“Nebraska voters are open minded,” he said. “And independents are the fastest growing segment of the Nebraskan voting population.”
Jenkins points out that Nebraska’s Unicameral Legislature is a great model for non-partisan problem solving.
“Nebraska taxpayers and voters are hard-working and expect their political leaders to roll up their sleeves and come up with common sense solutions to the issues of the day. Nebraska’s success in dealing with fiscal issues is a testament to a sensible approach to politics.”
As a long time, but increasingly disgruntled Democrat, Jenkins said he finds it interesting that so many of his Republican friends have encouraged him to run. Over the last week he was encouraged as commitments of support started to surface from the entire political spectrum.
Jenkins points to his Ag background, business know-how and entrepreneurial spirit as what he offers to the voters. “I’m not a carrier politician. Like you, I’ve been on the receiving end of the political system.”
Because Jenkins officially changed his voter registration from Democrat to Independent Jan. 10, of the current year, state statute does not allow him to run for office under the umbrella of the party (Democrat, Republican or Independent) in the same year in which he registers. According to Custer County Clerk Connie Gracey, Statute 32-616 was put on the books last year.
Other options do exist.
A ruling from the Secretary of State Tuesday confirmed the direction Jenkins says makes the most sense, and paints a “clear way” forward.
If Jenkins can gather the signatures of 4,700-5,000 people (1 percent of the voters of the last gubernatorial race) a new Independent party can be formed, and he will be eligible to run for office under the umbrella of the newly formed party.
“Does this idea capture the imagination of the Nebraska citizens?” he asks. He doesn’t know.
Historically, an Independent candidate has never won in the state of Nebraska. As of October 2010, there were 549,105 registered Republicans, 380,321 registered Democrats, 320 registered Libertarians and 212,501 registered Independents.
“I want to start the discussion this year and see where it takes us,” Jenkins said, adding that he was pursuing the path “eyes wide open.”
“I look forward to the debate, and if I decide to run, I look forward to the campaign ... I don’t mind comparing credentials and I want to express ideas. Most of us aren’t that far apart on issues. We all know the deficient needs to be reduced ... It’s about sending the right people, it’s about honesty, integrity and character.
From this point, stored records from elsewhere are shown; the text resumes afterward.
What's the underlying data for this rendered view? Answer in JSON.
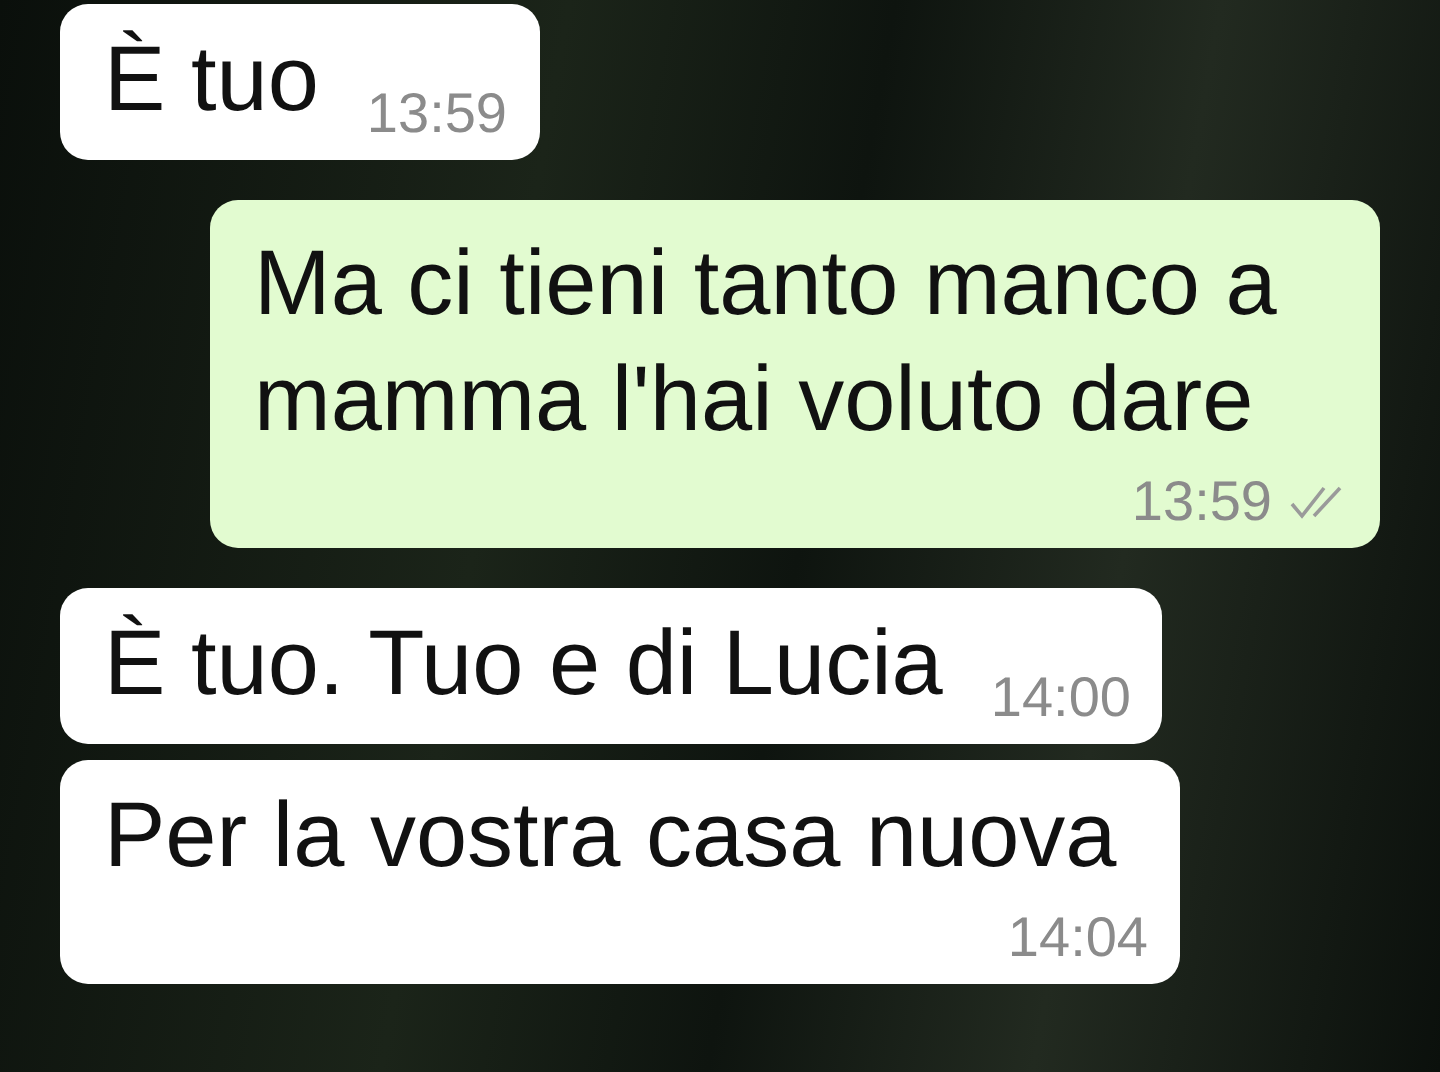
{
  "messages": [
    {
      "kind": "incoming",
      "text": "È tuo",
      "time": "13:59"
    },
    {
      "kind": "outgoing",
      "text": "Ma ci tieni tanto manco a mamma l'hai voluto dare",
      "time": "13:59",
      "read": false
    },
    {
      "kind": "incoming",
      "text": "È tuo. Tuo e di Lucia",
      "time": "14:00"
    },
    {
      "kind": "incoming",
      "text": "Per la vostra casa nuova",
      "time": "14:04"
    }
  ]
}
Jenkins says he is willing and able, he just needs to find out if there is support out there.
Jenkins is a graduate of Principia College. In 1996, he founded Wild West, Inc., the company that started the Whiskey Creek Steakhouse restaurant chain. After selling the business in 2001, he co-founded Skeeter Barnes and Pane Bello restaurants.
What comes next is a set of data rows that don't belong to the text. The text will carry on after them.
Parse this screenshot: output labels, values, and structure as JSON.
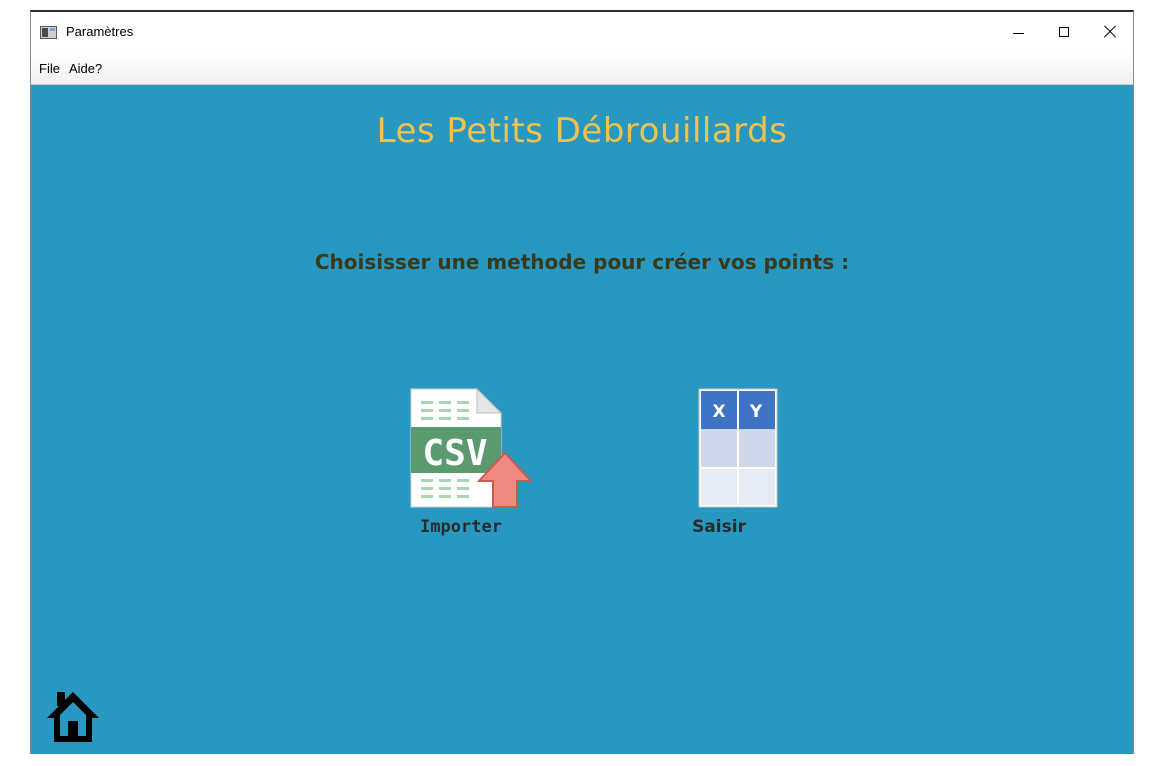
{
  "window": {
    "title": "Paramètres"
  },
  "menu": {
    "items": [
      "File",
      "Aide?"
    ]
  },
  "main": {
    "title": "Les Petits Débrouillards",
    "subtitle": "Choisisser une methode pour créer vos points :",
    "options": [
      {
        "label": "Importer",
        "icon": "csv-import-icon",
        "badge_text": "CSV"
      },
      {
        "label": "Saisir",
        "icon": "xy-table-icon",
        "col_x": "X",
        "col_y": "Y"
      }
    ]
  },
  "footer": {
    "home_icon": "home-icon"
  },
  "colors": {
    "background": "#2898c0",
    "title": "#f2c14e",
    "subtitle": "#3a3a1a",
    "csv_band": "#5a9a6e",
    "arrow": "#f08a80",
    "table_header": "#3f73c4"
  }
}
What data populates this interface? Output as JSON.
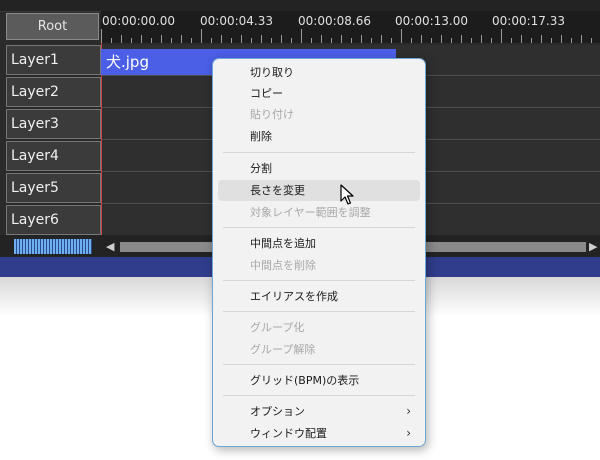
{
  "root_button": "Root",
  "ruler": {
    "times": [
      "00:00:00.00",
      "00:00:04.33",
      "00:00:08.66",
      "00:00:13.00",
      "00:00:17.33"
    ]
  },
  "layers": [
    "Layer1",
    "Layer2",
    "Layer3",
    "Layer4",
    "Layer5",
    "Layer6"
  ],
  "clip": {
    "label": "犬.jpg"
  },
  "colors": {
    "clip": "#4a5fe6",
    "menu_border": "#6ea6d8",
    "status_bar": "#2f3d8c"
  },
  "context_menu": {
    "items": [
      {
        "label": "切り取り",
        "disabled": false
      },
      {
        "label": "コピー",
        "disabled": false
      },
      {
        "label": "貼り付け",
        "disabled": true
      },
      {
        "label": "削除",
        "disabled": false
      },
      {
        "label": "分割",
        "disabled": false
      },
      {
        "label": "長さを変更",
        "disabled": false,
        "hovered": true
      },
      {
        "label": "対象レイヤー範囲を調整",
        "disabled": true
      },
      {
        "label": "中間点を追加",
        "disabled": false
      },
      {
        "label": "中間点を削除",
        "disabled": true
      },
      {
        "label": "エイリアスを作成",
        "disabled": false
      },
      {
        "label": "グループ化",
        "disabled": true
      },
      {
        "label": "グループ解除",
        "disabled": true
      },
      {
        "label": "グリッド(BPM)の表示",
        "disabled": false
      },
      {
        "label": "オプション",
        "disabled": false,
        "submenu": true
      },
      {
        "label": "ウィンドウ配置",
        "disabled": false,
        "submenu": true
      }
    ]
  }
}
Jenkins is a Nebraska Cattleman, and a past president of the Nebraska Restaurant Association. He served for several years as the executive director of the Nebraska Corn Fed Beef Program and was appointed to the Nebraska Ethanol Board by then Governor Mike Johanns, re-appointed by Gov. Heineman and served as chairman during his tenure. For nine years he served on the Custer County Planning Commission.
Jenkins’ roots in Nebraska go deep. He now runs his family's cattle ranch established in 1876.